Acorda to Focus on Developing Parkinson’s Treatments CVT-301, Tozadenant

Joana Fernandes, PhD avatar

by Joana Fernandes, PhD |

Share this article:

Share article via email
Acorda therapies

Acorda Therapeutics, which recently announced a corporate restructuring, will focus on the late-stage development of its two therapies for Parkinson’s disease, CVT-301 and tozadenant. The news comes after a March 31 ruling by the U.S. District Court in Wilmington, Delaware, invalidated four Acorda patents related to multiple sclerosis therapy Ampyra.

Acorda, based in Ardsley, New York, plans to file a New Drug Application with the U.S. Food and Drug Administration (FDA) for the use of CVT-301 in patients with Parkinson’s. This application will be supported by the positive results obtained in a Phase 3 efficacy study (Study 004) and two long-term safety studies. The proposed brand name for this therapy is Inbrija.

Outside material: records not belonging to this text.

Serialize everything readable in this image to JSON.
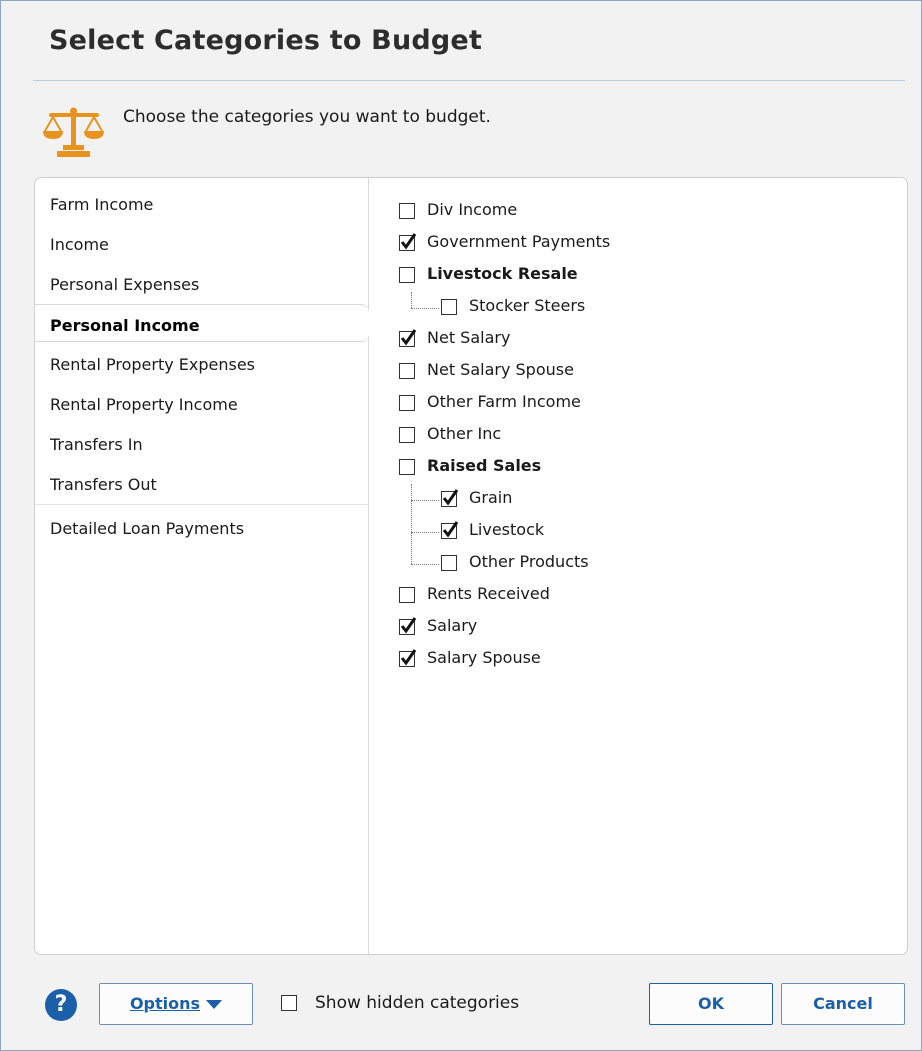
{
  "dialog": {
    "title": "Select Categories to Budget",
    "instruction": "Choose the categories you want to budget."
  },
  "groups": [
    {
      "label": "Farm Income",
      "selected": false
    },
    {
      "label": "Income",
      "selected": false
    },
    {
      "label": "Personal Expenses",
      "selected": false
    },
    {
      "label": "Personal Income",
      "selected": true
    },
    {
      "label": "Rental Property Expenses",
      "selected": false
    },
    {
      "label": "Rental Property Income",
      "selected": false
    },
    {
      "label": "Transfers In",
      "selected": false
    },
    {
      "label": "Transfers Out",
      "selected": false
    },
    {
      "label": "Detailed Loan Payments",
      "selected": false
    }
  ],
  "categories": [
    {
      "label": "Div Income",
      "checked": false,
      "bold": false,
      "level": 0
    },
    {
      "label": "Government Payments",
      "checked": true,
      "bold": false,
      "level": 0
    },
    {
      "label": "Livestock Resale",
      "checked": false,
      "bold": true,
      "level": 0
    },
    {
      "label": "Stocker Steers",
      "checked": false,
      "bold": false,
      "level": 1
    },
    {
      "label": "Net Salary",
      "checked": true,
      "bold": false,
      "level": 0
    },
    {
      "label": "Net Salary Spouse",
      "checked": false,
      "bold": false,
      "level": 0
    },
    {
      "label": "Other Farm Income",
      "checked": false,
      "bold": false,
      "level": 0
    },
    {
      "label": "Other Inc",
      "checked": false,
      "bold": false,
      "level": 0
    },
    {
      "label": "Raised Sales",
      "checked": false,
      "bold": true,
      "level": 0
    },
    {
      "label": "Grain",
      "checked": true,
      "bold": false,
      "level": 1
    },
    {
      "label": "Livestock",
      "checked": true,
      "bold": false,
      "level": 1
    },
    {
      "label": "Other Products",
      "checked": false,
      "bold": false,
      "level": 1
    },
    {
      "label": "Rents Received",
      "checked": false,
      "bold": false,
      "level": 0
    },
    {
      "label": "Salary",
      "checked": true,
      "bold": false,
      "level": 0
    },
    {
      "label": "Salary Spouse",
      "checked": true,
      "bold": false,
      "level": 0
    }
  ],
  "footer": {
    "options_label": "Options",
    "show_hidden_label": "Show hidden categories",
    "show_hidden_checked": false,
    "ok_label": "OK",
    "cancel_label": "Cancel"
  },
  "colors": {
    "accent": "#1b5ea9",
    "icon_gold": "#e8931e"
  },
  "icons": {
    "instruction": "scales-icon",
    "help": "help-icon",
    "options_dropdown": "caret-down-icon"
  }
}
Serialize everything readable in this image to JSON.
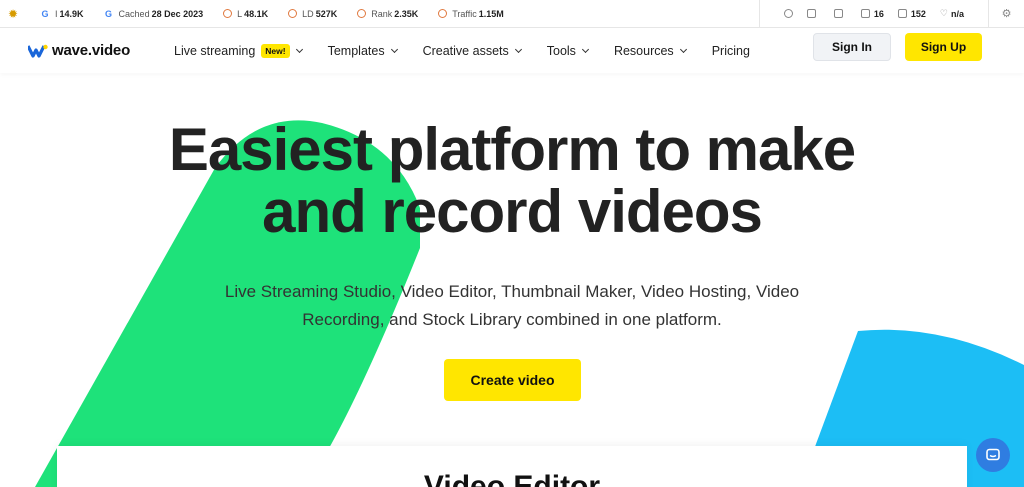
{
  "seo_toolbar": {
    "metrics": [
      {
        "icon": "google-icon",
        "label": "I",
        "value": "14.9K"
      },
      {
        "icon": "google-icon",
        "label": "Cached",
        "value": "28 Dec 2023"
      },
      {
        "icon": "circle-icon",
        "label": "L",
        "value": "48.1K"
      },
      {
        "icon": "circle-icon",
        "label": "LD",
        "value": "527K"
      },
      {
        "icon": "circle-icon",
        "label": "Rank",
        "value": "2.35K"
      },
      {
        "icon": "circle-icon",
        "label": "Traffic",
        "value": "1.15M"
      }
    ],
    "right_items": [
      {
        "icon": "info-icon",
        "value": ""
      },
      {
        "icon": "monitor-icon",
        "value": ""
      },
      {
        "icon": "bookmark-icon",
        "value": ""
      },
      {
        "icon": "external-link-icon",
        "value": "16"
      },
      {
        "icon": "image-icon",
        "value": "152"
      },
      {
        "icon": "diamond-icon",
        "value": "n/a"
      }
    ]
  },
  "nav": {
    "brand": "wave.video",
    "menu": [
      {
        "label": "Live streaming",
        "badge": "New!",
        "dropdown": true
      },
      {
        "label": "Templates",
        "dropdown": true
      },
      {
        "label": "Creative assets",
        "dropdown": true
      },
      {
        "label": "Tools",
        "dropdown": true
      },
      {
        "label": "Resources",
        "dropdown": true
      },
      {
        "label": "Pricing",
        "dropdown": false
      }
    ],
    "sign_in": "Sign In",
    "sign_up": "Sign Up"
  },
  "hero": {
    "headline_line1": "Easiest platform to make",
    "headline_line2": "and record videos",
    "subtitle_line1": "Live Streaming Studio, Video Editor, Thumbnail Maker, Video Hosting, Video",
    "subtitle_line2": "Recording, and Stock Library combined in one platform.",
    "cta": "Create video",
    "section_title": "Video Editor"
  },
  "colors": {
    "accent_yellow": "#ffe600",
    "green_shape": "#1ee27a",
    "blue_shape": "#1cbef5",
    "chat_blue": "#2f7de1"
  }
}
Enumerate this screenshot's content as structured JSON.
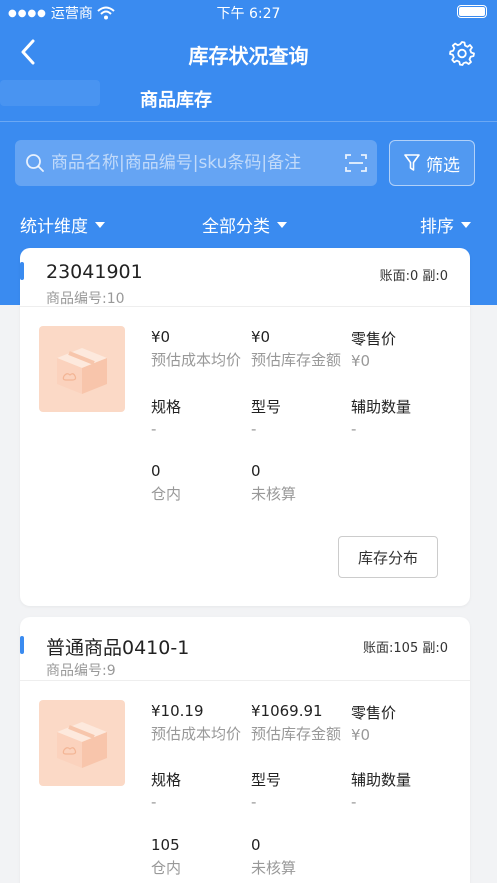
{
  "status_bar": {
    "carrier": "运营商",
    "time": "下午 6:27"
  },
  "nav": {
    "title": "库存状况查询"
  },
  "tabs": [
    {
      "label": "商品库存",
      "active": true
    }
  ],
  "search": {
    "placeholder": "商品名称|商品编号|sku条码|备注",
    "filter_label": "筛选"
  },
  "filters": {
    "dimension": "统计维度",
    "category": "全部分类",
    "sort": "排序"
  },
  "colors": {
    "primary": "#3a8bf0",
    "card_bg": "#ffffff",
    "page_bg": "#f2f3f5"
  },
  "products": [
    {
      "name": "23041901",
      "code_label": "商品编号:",
      "code": "10",
      "account": "账面:0 副:0",
      "avg_cost": "¥0",
      "avg_cost_label": "预估成本均价",
      "stock_amount": "¥0",
      "stock_amount_label": "预估库存金额",
      "retail_label": "零售价",
      "retail": "¥0",
      "spec_label": "规格",
      "spec": "-",
      "model_label": "型号",
      "model": "-",
      "aux_label": "辅助数量",
      "aux": "-",
      "in_stock": "0",
      "in_stock_label": "仓内",
      "unsettled": "0",
      "unsettled_label": "未核算",
      "dist_button": "库存分布"
    },
    {
      "name": "普通商品0410-1",
      "code_label": "商品编号:",
      "code": "9",
      "account": "账面:105 副:0",
      "avg_cost": "¥10.19",
      "avg_cost_label": "预估成本均价",
      "stock_amount": "¥1069.91",
      "stock_amount_label": "预估库存金额",
      "retail_label": "零售价",
      "retail": "¥0",
      "spec_label": "规格",
      "spec": "-",
      "model_label": "型号",
      "model": "-",
      "aux_label": "辅助数量",
      "aux": "-",
      "in_stock": "105",
      "in_stock_label": "仓内",
      "unsettled": "0",
      "unsettled_label": "未核算"
    }
  ]
}
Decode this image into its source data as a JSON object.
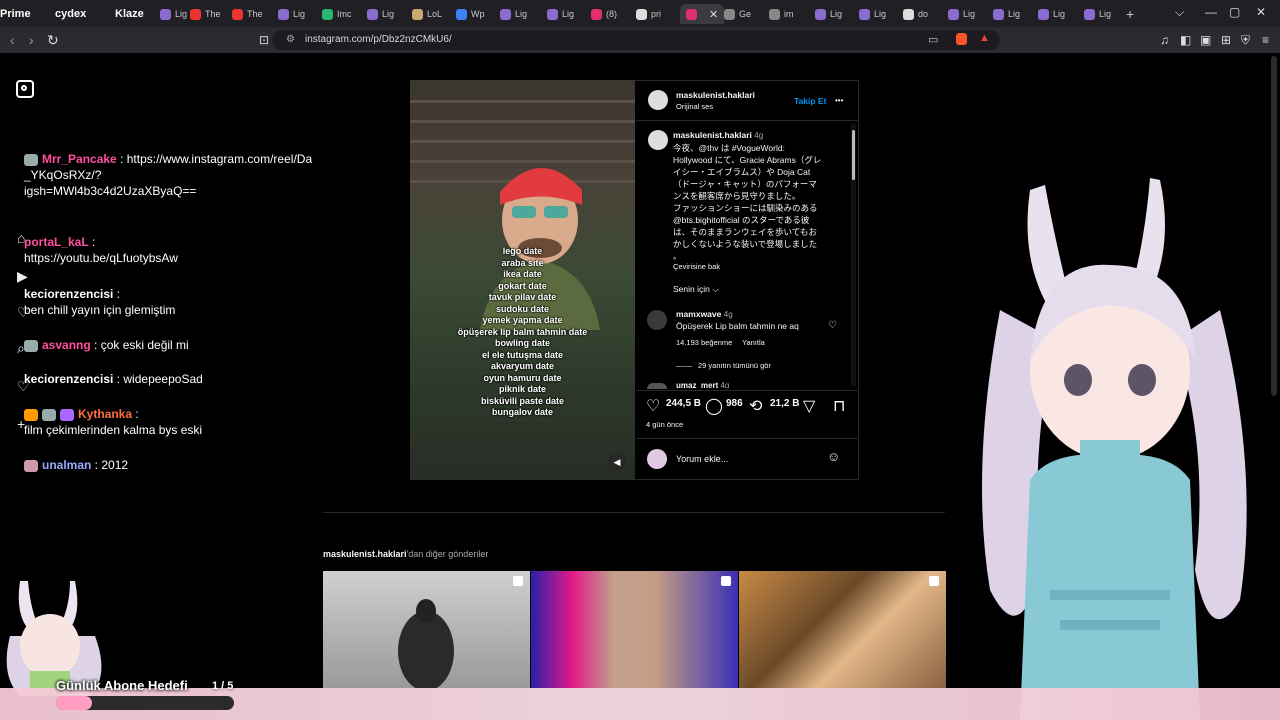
{
  "tabs": [
    {
      "label": "Prime",
      "color": "#333"
    },
    {
      "label": "cydex",
      "color": "#b03a7a"
    },
    {
      "label": "Klaze",
      "color": "#444"
    },
    {
      "label": "Lig",
      "color": "#8a6cd1"
    },
    {
      "label": "The",
      "color": "#e33"
    },
    {
      "label": "The",
      "color": "#e33"
    },
    {
      "label": "Lig",
      "color": "#8a6cd1"
    },
    {
      "label": "Imc",
      "color": "#2bb673"
    },
    {
      "label": "Lig",
      "color": "#8a6cd1"
    },
    {
      "label": "LoL",
      "color": "#c8aa6e"
    },
    {
      "label": "Wp",
      "color": "#3b82f6"
    },
    {
      "label": "Lig",
      "color": "#8a6cd1"
    },
    {
      "label": "Lig",
      "color": "#8a6cd1"
    },
    {
      "label": "(8)",
      "color": "#e1306c"
    },
    {
      "label": "pri",
      "color": "#ddd"
    },
    {
      "label": "",
      "color": "#e1306c"
    },
    {
      "label": "Ge",
      "color": "#888"
    },
    {
      "label": "im",
      "color": "#888"
    },
    {
      "label": "Lig",
      "color": "#8a6cd1"
    },
    {
      "label": "Lig",
      "color": "#8a6cd1"
    },
    {
      "label": "do",
      "color": "#ddd"
    },
    {
      "label": "Lig",
      "color": "#8a6cd1"
    },
    {
      "label": "Lig",
      "color": "#8a6cd1"
    },
    {
      "label": "Lig",
      "color": "#8a6cd1"
    },
    {
      "label": "Lig",
      "color": "#8a6cd1"
    }
  ],
  "browser": {
    "url": "instagram.com/p/Dbz2nzCMkU6/",
    "new_tab": "+",
    "back": "‹",
    "forward": "›",
    "reload": "↻"
  },
  "chat": [
    {
      "user": "Mrr_Pancake",
      "color": "#ff4fa0",
      "text": ": https://www.instagram.com/reel/Da",
      "text2": "_YKqOsRXz/?",
      "text3": "igsh=MWl4b3c4d2UzaXByaQ=="
    },
    {
      "user": "portaL_kaL",
      "color": "#ff4fa0",
      "text": ":",
      "text2": "https://youtu.be/qLfuotybsAw"
    },
    {
      "user": "keciorenzencisi",
      "color": "#ffffff",
      "text": ":",
      "text2": "ben chill yayın için glemiştim"
    },
    {
      "user": "asvanng",
      "color": "#ff4fa0",
      "text": ": çok eski değil mi"
    },
    {
      "user": "keciorenzencisi",
      "color": "#ffffff",
      "text": ": widepeepoSad"
    },
    {
      "user": "Kythanka",
      "color": "#ff6f3c",
      "text": ":",
      "text2": "film çekimlerinden kalma bys eski"
    },
    {
      "user": "unalman",
      "color": "#9aa7ff",
      "text": ": 2012"
    }
  ],
  "post": {
    "username": "maskulenist.haklari",
    "audio": "Orijinal ses",
    "follow": "Takip Et",
    "more": "•••",
    "caption_user": "maskulenist.haklari",
    "caption_age": "4g",
    "caption_lines": [
      "今夜、@thv は #VogueWorld:",
      "Hollywood にて、Gracie Abrams（グレ",
      "イシー・エイブラムス）や Doja Cat",
      "（ドージャ・キャット）のパフォーマ",
      "ンスを観客席から見守りました。",
      "ファッションショーには馴染みのある",
      "@bts.bighitofficial のスターである彼",
      "は、そのままランウェイを歩いてもお",
      "かしくないような装いで登場しました",
      "。"
    ],
    "translate": "Çevirisine bak",
    "for_you": "Senin için ⌵",
    "comment_user": "mamxwave",
    "comment_age": "4g",
    "comment_text": "Öpüşerek Lip balm tahmin ne aq",
    "comment_likes": "14.193 beğenme",
    "reply": "Yanıtla",
    "view_replies": "29 yanıtın tümünü gör",
    "next_user": "umaz_mert",
    "next_age": "4g",
    "likes": "244,5 B",
    "comments": "986",
    "reposts": "21,2 B",
    "date": "4 gün önce",
    "comment_placeholder": "Yorum ekle...",
    "video_caption": [
      "lego date",
      "araba sıte",
      "ikea date",
      "gokart date",
      "tavuk pilav date",
      "sudoku date",
      "yemek yapma date",
      "öpüşerek lip balm tahmin date",
      "bowling date",
      "el ele tutuşma date",
      "akvaryum date",
      "oyun hamuru date",
      "piknik date",
      "bisküvili paste date",
      "bungalov date"
    ]
  },
  "more_posts": {
    "user": "maskulenist.haklari",
    "suffix": "'dan diğer gönderiler"
  },
  "goal": {
    "label": "Günlük Abone Hedefi",
    "count": "1 / 5",
    "fraction": 0.2
  }
}
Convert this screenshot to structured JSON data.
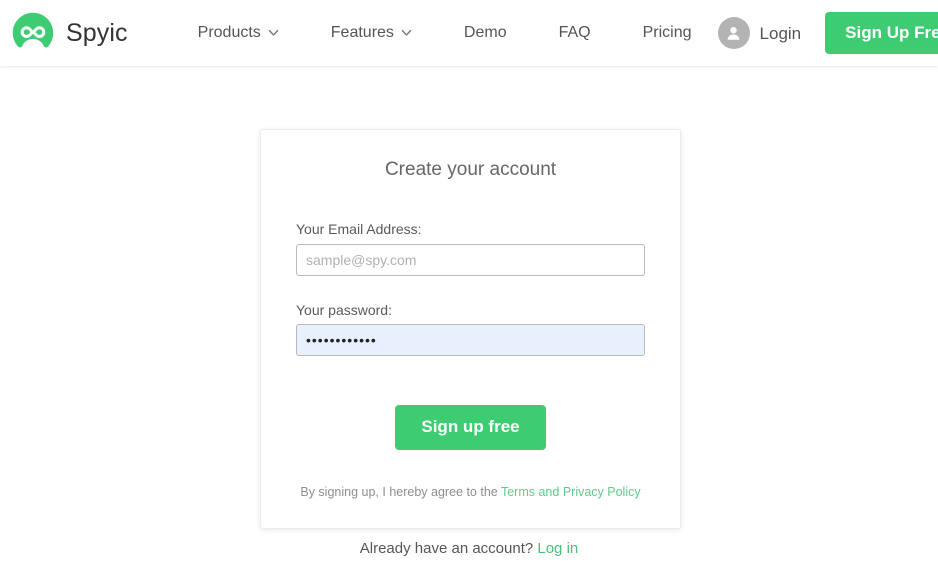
{
  "header": {
    "brand": {
      "name": "Spyic",
      "logo_icon": "infinity-logo-icon",
      "logo_color": "#3ecc72"
    },
    "nav": [
      {
        "label": "Products",
        "has_dropdown": true,
        "icon": "chevron-down-icon"
      },
      {
        "label": "Features",
        "has_dropdown": true,
        "icon": "chevron-down-icon"
      },
      {
        "label": "Demo",
        "has_dropdown": false,
        "icon": ""
      },
      {
        "label": "FAQ",
        "has_dropdown": false,
        "icon": ""
      },
      {
        "label": "Pricing",
        "has_dropdown": false,
        "icon": ""
      }
    ],
    "login": {
      "label": "Login",
      "icon": "user-avatar-icon"
    },
    "signup_button": {
      "label": "Sign Up Free",
      "color": "#3ecc72"
    }
  },
  "signup_card": {
    "title": "Create your account",
    "email": {
      "label": "Your Email Address:",
      "placeholder": "sample@spy.com",
      "value": ""
    },
    "password": {
      "label": "Your password:",
      "placeholder": "",
      "value": "••••••••••••",
      "autofilled": true,
      "autofill_color": "#e8f0fd"
    },
    "submit_button": {
      "label": "Sign up free",
      "color": "#3ecc72"
    },
    "terms": {
      "text": "By signing up, I hereby agree to the",
      "link_label": "Terms and Privacy Policy"
    }
  },
  "footer": {
    "prompt": "Already have an account?",
    "link_label": "Log in"
  }
}
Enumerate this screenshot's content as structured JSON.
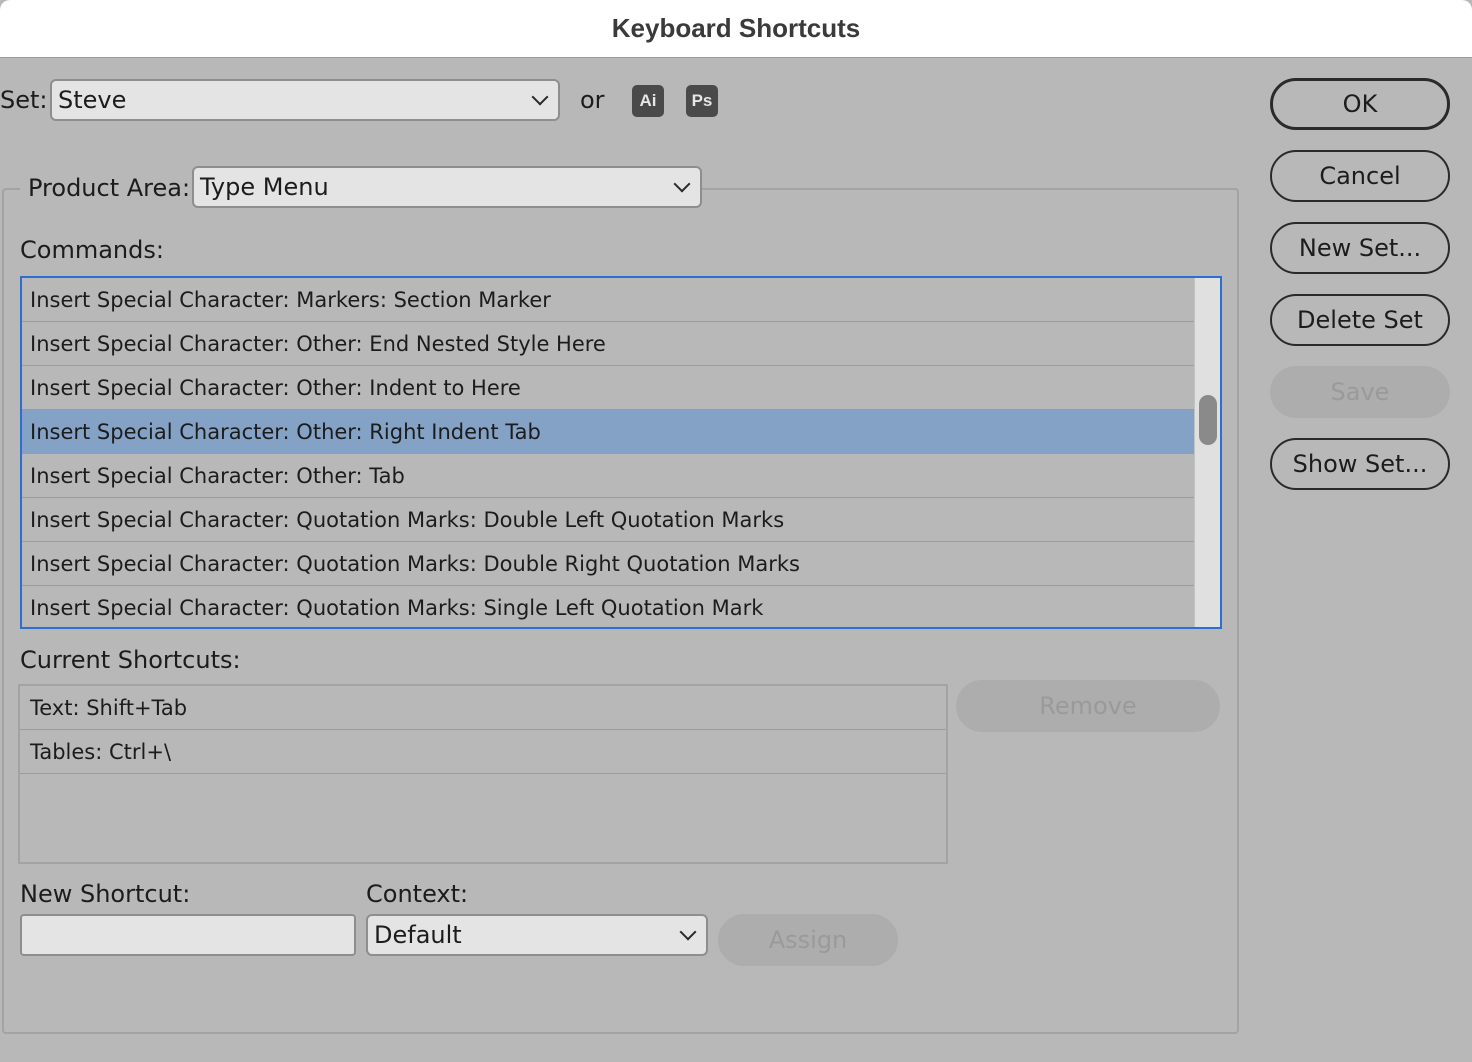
{
  "window": {
    "title": "Keyboard Shortcuts"
  },
  "set": {
    "label": "Set:",
    "value": "Steve",
    "or_label": "or",
    "ai_badge": "Ai",
    "ps_badge": "Ps"
  },
  "product_area": {
    "label": "Product Area:",
    "value": "Type Menu"
  },
  "commands": {
    "label": "Commands:",
    "items": [
      "Insert Special Character: Markers: Section Marker",
      "Insert Special Character: Other: End Nested Style Here",
      "Insert Special Character: Other: Indent to Here",
      "Insert Special Character: Other: Right Indent Tab",
      "Insert Special Character: Other: Tab",
      "Insert Special Character: Quotation Marks: Double Left Quotation Marks",
      "Insert Special Character: Quotation Marks: Double Right Quotation Marks",
      "Insert Special Character: Quotation Marks: Single Left Quotation Mark"
    ],
    "selected_index": 3
  },
  "current_shortcuts": {
    "label": "Current Shortcuts:",
    "items": [
      "Text: Shift+Tab",
      "Tables: Ctrl+\\"
    ],
    "remove_label": "Remove"
  },
  "new_shortcut": {
    "label": "New Shortcut:",
    "value": ""
  },
  "context": {
    "label": "Context:",
    "value": "Default"
  },
  "assign_label": "Assign",
  "buttons": {
    "ok": "OK",
    "cancel": "Cancel",
    "new_set": "New Set...",
    "delete_set": "Delete Set",
    "save": "Save",
    "show_set": "Show Set..."
  }
}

Study 004 (NCT02240030) evaluated the efficacy and safety of inhaled CVT-301 compared to placebo in patients experiencing “off” episodes. Acorda will present results of this study at the International Congress of Parkinson’s Disease and Movement Disorders to be held June 4-8 in Vancouver.

CVT-301 is an inhaled formulation of levodopa (L-dopa) under development for Parkinson’s patients taking oral carbidopa/levodopa. It delivers a precise amount of the medication into the lungs and reaches the brain shortly after.

The two studies investigating the long-term safety of CVT-301 were known as CVT-301-005 (NCT02352363) and CVT-301-004E (NCT02242487). CVT-301-005 enrolled 271 Parkinson’s patients with no history of asthma or other chronic lung disease to assess pulmonary function after one year of treatment.

These patients received CVT-301 (84 mg) up to five times a day and standard of care. Results were compared to a control group of 127 patients who were only given standard of care. No difference was found between the two groups, showing that CVT-301 treatment does not change pulmonary function in patients with Parkinson’s. Common side effects included mild to non-severe cough, nasopharyngitis, dyskinesia and falls.

The CVT-301-004E study, still recruiting participants, has so far included 149 patients who were given 84 mg of CVT-301 and 146 patients who were treated with 60 mg. Safety findings were similar to those reported in the CVT-301-005 study.

This month, Acorda also launched the Phase 3 TOZ-CL-06 (NCT03051607) trial. This international, multicenter, open-label 12-month study will investigate the long-term safety of tozadenant in Parkinson’s patients experiencing off episodes. The first patient has already been dosed. A separate ongoing Phase 3 TOZ-CL-05 trial (NCT02453386) — on the safety and efficacy of tozadenant in treating off episodes in Parkinson’s patients using levodopa. The results of this study should be known by early 2018.